There is good news. If we heed the words of Wisdom, we will dwell secure. That offer of blessing might be a bit premature, but it is a reminder that in most cases, when we pay attention to the facts we will be better off. Not in every case, of course, but normally. Whenever I read the Book of Proverbs, I keep in mind the counter voice of Job. He was righteous. He did was right. Bad things still happened to him. Bad things do happen to good people. But, while that is true, we can, should we choose to heed Wisdom’s warnings, work against those bad things, and perhaps turn things in a different direction.
Life is filled with choices. We can heed the warnings, or we can ignore them. It is true that if we tune Wisdom out, Wisdom may cease calling out to us. Again, that is at our peril. We don’t to wait until its too late to listen. Listening is best done in community. J.B. Blue writes: “Life is lived in community, and we who seek to live wisely bear responsibility to consider the consequences of personal and social choices.” We must listen for those consequences in every area of our lives. [Preaching God’s Transforming Justice

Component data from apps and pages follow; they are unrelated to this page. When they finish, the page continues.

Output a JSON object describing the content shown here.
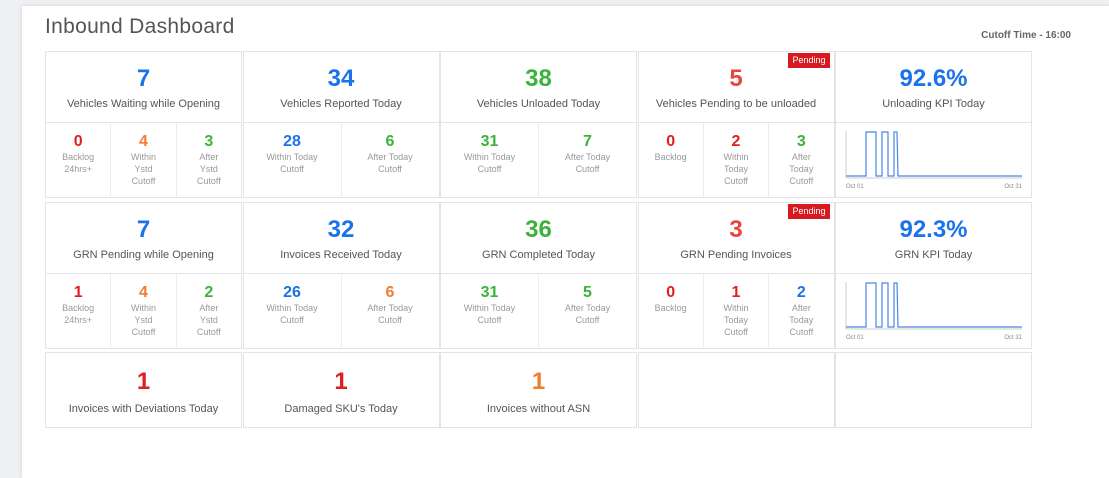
{
  "header": {
    "title": "Inbound Dashboard",
    "cutoff": "Cutoff Time - 16:00"
  },
  "colors": {
    "blue": "#1a73e8",
    "green": "#3bb33b",
    "orange": "#f07c2e",
    "red": "#e02020",
    "pending_badge": "#d71920"
  },
  "pending_label": "Pending",
  "row1": [
    {
      "value": "7",
      "label": "Vehicles Waiting while Opening",
      "color": "blue",
      "subs": [
        {
          "value": "0",
          "lines": [
            "Backlog",
            "24hrs+"
          ],
          "color": "red"
        },
        {
          "value": "4",
          "lines": [
            "Within",
            "Ystd",
            "Cutoff"
          ],
          "color": "orange"
        },
        {
          "value": "3",
          "lines": [
            "After",
            "Ystd",
            "Cutoff"
          ],
          "color": "green"
        }
      ]
    },
    {
      "value": "34",
      "label": "Vehicles Reported Today",
      "color": "blue",
      "subs": [
        {
          "value": "28",
          "lines": [
            "Within Today",
            "Cutoff"
          ],
          "color": "blue"
        },
        {
          "value": "6",
          "lines": [
            "After Today",
            "Cutoff"
          ],
          "color": "green"
        }
      ]
    },
    {
      "value": "38",
      "label": "Vehicles Unloaded Today",
      "color": "green",
      "subs": [
        {
          "value": "31",
          "lines": [
            "Within Today",
            "Cutoff"
          ],
          "color": "green"
        },
        {
          "value": "7",
          "lines": [
            "After Today",
            "Cutoff"
          ],
          "color": "green"
        }
      ]
    },
    {
      "value": "5",
      "label": "Vehicles Pending to be unloaded",
      "color": "redo",
      "pending": true,
      "subs": [
        {
          "value": "0",
          "lines": [
            "Backlog"
          ],
          "color": "red"
        },
        {
          "value": "2",
          "lines": [
            "Within",
            "Today",
            "Cutoff"
          ],
          "color": "red"
        },
        {
          "value": "3",
          "lines": [
            "After",
            "Today",
            "Cutoff"
          ],
          "color": "green"
        }
      ]
    },
    {
      "value": "92.6%",
      "label": "Unloading KPI Today",
      "color": "blue",
      "spark": {
        "x_start": "Oct 01",
        "x_end": "Oct 31"
      }
    }
  ],
  "row2": [
    {
      "value": "7",
      "label": "GRN Pending while Opening",
      "color": "blue",
      "subs": [
        {
          "value": "1",
          "lines": [
            "Backlog",
            "24hrs+"
          ],
          "color": "red"
        },
        {
          "value": "4",
          "lines": [
            "Within",
            "Ystd",
            "Cutoff"
          ],
          "color": "orange"
        },
        {
          "value": "2",
          "lines": [
            "After",
            "Ystd",
            "Cutoff"
          ],
          "color": "green"
        }
      ]
    },
    {
      "value": "32",
      "label": "Invoices Received Today",
      "color": "blue",
      "subs": [
        {
          "value": "26",
          "lines": [
            "Within Today",
            "Cutoff"
          ],
          "color": "blue"
        },
        {
          "value": "6",
          "lines": [
            "After Today",
            "Cutoff"
          ],
          "color": "orange"
        }
      ]
    },
    {
      "value": "36",
      "label": "GRN Completed Today",
      "color": "green",
      "subs": [
        {
          "value": "31",
          "lines": [
            "Within Today",
            "Cutoff"
          ],
          "color": "green"
        },
        {
          "value": "5",
          "lines": [
            "After Today",
            "Cutoff"
          ],
          "color": "green"
        }
      ]
    },
    {
      "value": "3",
      "label": "GRN Pending Invoices",
      "color": "redo",
      "pending": true,
      "subs": [
        {
          "value": "0",
          "lines": [
            "Backlog"
          ],
          "color": "red"
        },
        {
          "value": "1",
          "lines": [
            "Within",
            "Today",
            "Cutoff"
          ],
          "color": "red"
        },
        {
          "value": "2",
          "lines": [
            "After",
            "Today",
            "Cutoff"
          ],
          "color": "blue"
        }
      ]
    },
    {
      "value": "92.3%",
      "label": "GRN KPI Today",
      "color": "blue",
      "spark": {
        "x_start": "Oct 01",
        "x_end": "Oct 31"
      }
    }
  ],
  "row3": [
    {
      "value": "1",
      "label": "Invoices with Deviations Today",
      "color": "red"
    },
    {
      "value": "1",
      "label": "Damaged SKU's Today",
      "color": "red"
    },
    {
      "value": "1",
      "label": "Invoices without ASN",
      "color": "orange"
    },
    {
      "value": "",
      "label": ""
    },
    {
      "value": "",
      "label": ""
    }
  ]
}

, p. 396].
Wisdom calls out to us. Wisdom warns us of danger. Wisdom points us in the right direction. Will we heed the call?
Picture Attribution: Lamp of Wisdom, from Art in the Christian Tradition, a project of the Vanderbilt Divinity Library, Nashville, TN. http://diglib.library.vanderbilt.edu/act-imagelink.pl?RC=54977 [retrieved September 8, 2018]. Original source: http://www.flickr.com/photos/rowanbank/5815103193/.
Robert Cornwall is the Pastor of Central Woodward Christian Church in Troy, Michigan. He holds the Ph.D. in Historical Theology from Fuller Theological Seminary. He is the author of a number of books including Out of the Office (Energion, 2017), Marriage in Interesting Times (Energion, 2016), and Freedom in Covenant (Wipf and Stock, 2015) and blogs at Ponderings on a Faith Journey.